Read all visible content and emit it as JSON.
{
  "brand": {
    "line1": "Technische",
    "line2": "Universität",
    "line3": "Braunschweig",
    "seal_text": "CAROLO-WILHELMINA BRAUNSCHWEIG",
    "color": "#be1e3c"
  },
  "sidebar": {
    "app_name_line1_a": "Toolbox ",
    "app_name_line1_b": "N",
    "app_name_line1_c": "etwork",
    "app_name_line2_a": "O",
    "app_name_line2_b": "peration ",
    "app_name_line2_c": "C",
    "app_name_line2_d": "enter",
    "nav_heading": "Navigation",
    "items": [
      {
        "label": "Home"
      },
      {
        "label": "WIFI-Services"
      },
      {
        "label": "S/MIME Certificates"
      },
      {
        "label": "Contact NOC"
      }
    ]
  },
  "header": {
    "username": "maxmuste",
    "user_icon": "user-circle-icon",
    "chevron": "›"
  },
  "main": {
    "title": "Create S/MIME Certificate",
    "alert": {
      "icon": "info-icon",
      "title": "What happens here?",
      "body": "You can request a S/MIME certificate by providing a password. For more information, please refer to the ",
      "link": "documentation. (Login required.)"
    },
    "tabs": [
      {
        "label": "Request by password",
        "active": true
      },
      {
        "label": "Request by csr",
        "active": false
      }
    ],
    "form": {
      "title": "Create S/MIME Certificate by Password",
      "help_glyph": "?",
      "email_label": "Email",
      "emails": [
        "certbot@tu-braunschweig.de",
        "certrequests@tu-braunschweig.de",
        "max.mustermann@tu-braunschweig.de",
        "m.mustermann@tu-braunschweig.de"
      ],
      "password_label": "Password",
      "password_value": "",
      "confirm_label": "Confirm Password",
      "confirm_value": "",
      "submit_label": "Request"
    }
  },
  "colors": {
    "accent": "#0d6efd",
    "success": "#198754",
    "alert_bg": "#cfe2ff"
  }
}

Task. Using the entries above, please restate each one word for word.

Exercise solution.
Read all visible content and emit it as JSON.
{
  "brand": {
    "line1": "Technische",
    "line2": "Universität",
    "line3": "Braunschweig",
    "seal_text": "CAROLO-WILHELMINA BRAUNSCHWEIG",
    "color": "#be1e3c"
  },
  "sidebar": {
    "app_name_line1_a": "Toolbox ",
    "app_name_line1_b": "N",
    "app_name_line1_c": "etwork",
    "app_name_line2_a": "O",
    "app_name_line2_b": "peration ",
    "app_name_line2_c": "C",
    "app_name_line2_d": "enter",
    "nav_heading": "Navigation",
    "items": [
      {
        "label": "Home"
      },
      {
        "label": "WIFI-Services"
      },
      {
        "label": "S/MIME Certificates"
      },
      {
        "label": "Contact NOC"
      }
    ]
  },
  "header": {
    "username": "maxmuste",
    "user_icon": "user-circle-icon",
    "chevron": "›"
  },
  "main": {
    "title": "Create S/MIME Certificate",
    "alert": {
      "icon": "info-icon",
      "title": "What happens here?",
      "body": "You can request a S/MIME certificate by providing a password. For more information, please refer to the ",
      "link": "documentation. (Login required.)"
    },
    "tabs": [
      {
        "label": "Request by password",
        "active": true
      },
      {
        "label": "Request by csr",
        "active": false
      }
    ],
    "form": {
      "title": "Create S/MIME Certificate by Password",
      "help_glyph": "?",
      "email_label": "Email",
      "emails": [
        "certbot@tu-braunschweig.de",
        "certrequests@tu-braunschweig.de",
        "max.mustermann@tu-braunschweig.de",
        "m.mustermann@tu-braunschweig.de"
      ],
      "password_label": "Password",
      "password_value": "",
      "confirm_label": "Confirm Password",
      "confirm_value": "",
      "submit_label": "Request"
    }
  },
  "colors": {
    "accent": "#0d6efd",
    "success": "#198754",
    "alert_bg": "#cfe2ff"
  }
}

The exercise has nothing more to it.